"We have quite a large number of families without access to internet devices, we have other families who don't have access to the internet at all, we have some that only have access through their phones.
"What we're trying to do is low-key activities they can do at home - ones in particular where they can involve the whole whānau."
Meanwhile, Whangārei Boys' High School principal Karen Gilbert-Smith said the school was using Google Classroom and Google Hangouts - a communication software.
She said the school does want students to be doing some learning at home, but wanted parents to understand they can't replicate school in a home environment.
"At the end of the day, we recognise some students are living in some really challenging environments and, for some families in their bubble, this is not a priority.
"The day to day surviving, and concern about job loss and income - there's a bit of a pecking order and sitting down at a computer, for some families, is probably not the top of the priority list and we have to respect that."
Q&A WITH NORTHLAND PRINCIPALS
We asked Pat Newman, principal of Hora Hora Primary School (years 1-6), and Grant Burns, principal of Tauraroa Area School (years 1-13), about remote learning.
What advice do you have for parents?
Pat Newman: Parents, you are teachers - I'm not necessarily saying you're teachers of reading, writing and mathematics - but you are teaching your children the whole time about life.
When this is all over, what they're going to be able to talk about in 10, or 20, or 30 years time isn't about the activities school provided them.
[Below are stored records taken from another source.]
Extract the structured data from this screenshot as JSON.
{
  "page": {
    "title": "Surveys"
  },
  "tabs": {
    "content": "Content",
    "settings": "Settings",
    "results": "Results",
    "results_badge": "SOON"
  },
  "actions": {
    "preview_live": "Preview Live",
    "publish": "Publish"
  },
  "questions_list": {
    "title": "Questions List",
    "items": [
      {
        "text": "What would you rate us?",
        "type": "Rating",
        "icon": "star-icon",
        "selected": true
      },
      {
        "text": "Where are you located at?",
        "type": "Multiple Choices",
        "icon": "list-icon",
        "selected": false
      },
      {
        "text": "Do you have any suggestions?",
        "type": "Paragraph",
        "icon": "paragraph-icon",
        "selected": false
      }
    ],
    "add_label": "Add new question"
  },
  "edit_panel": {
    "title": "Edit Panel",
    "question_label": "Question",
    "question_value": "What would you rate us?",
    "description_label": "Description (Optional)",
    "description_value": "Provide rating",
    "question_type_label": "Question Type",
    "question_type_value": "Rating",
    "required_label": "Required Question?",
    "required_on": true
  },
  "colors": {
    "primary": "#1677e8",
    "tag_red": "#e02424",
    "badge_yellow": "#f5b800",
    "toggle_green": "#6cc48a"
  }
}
It'll be the fun time they've had working with their mums and dads and siblings - probably on a level they've never had a chance to do until now.
Grant Burns: There's three things. One is reading is so critical and I'd really be encouraging your children to be reading; secondly, do keep routines going - it makes sense if you can keep the routines of bedtimes and getting up, I would encourage focusing on school work in the morning and then you've got it done and dusted for the day; and thirdly, keep interested in what your kids are doing.
How do I motivate my teenage children to learn?
Grant Burns: That is a hard one. Just be interested in what's happening and aware of them and supporting kids to meet deadlines. I think that's really important.
Keep structure in the home routine - this is your study time, this is your study place, no distractions, and this is what you're working on today, and come 1pm, we call it a day for study.
Should I be worried about how lockdown will affect my children's learning; for example, if I'm only doing a couple of hours a day compared to a full school day?
Pat Newman: Not really. They will be learning stuff on a one-to-one basis with their parents which they won't get at school.
Grant Burns: It varies at different year levels. Worrying is a wasted emotion. But the main thing is to maintain those routines, keep encouraging your children. We're only human, we will have to make some changes. There will be some compromise. But we'll get through this.
I'm working from home too, what do I do?
Pat Newman: That's hard. That's why I'm saying, let's be realistic. The activities we have are so the kids will be occupied - the kids will be learning, no matter what - but it's not going to put a strain on all these other things that have to be done. Don't put too much pressure on yourself.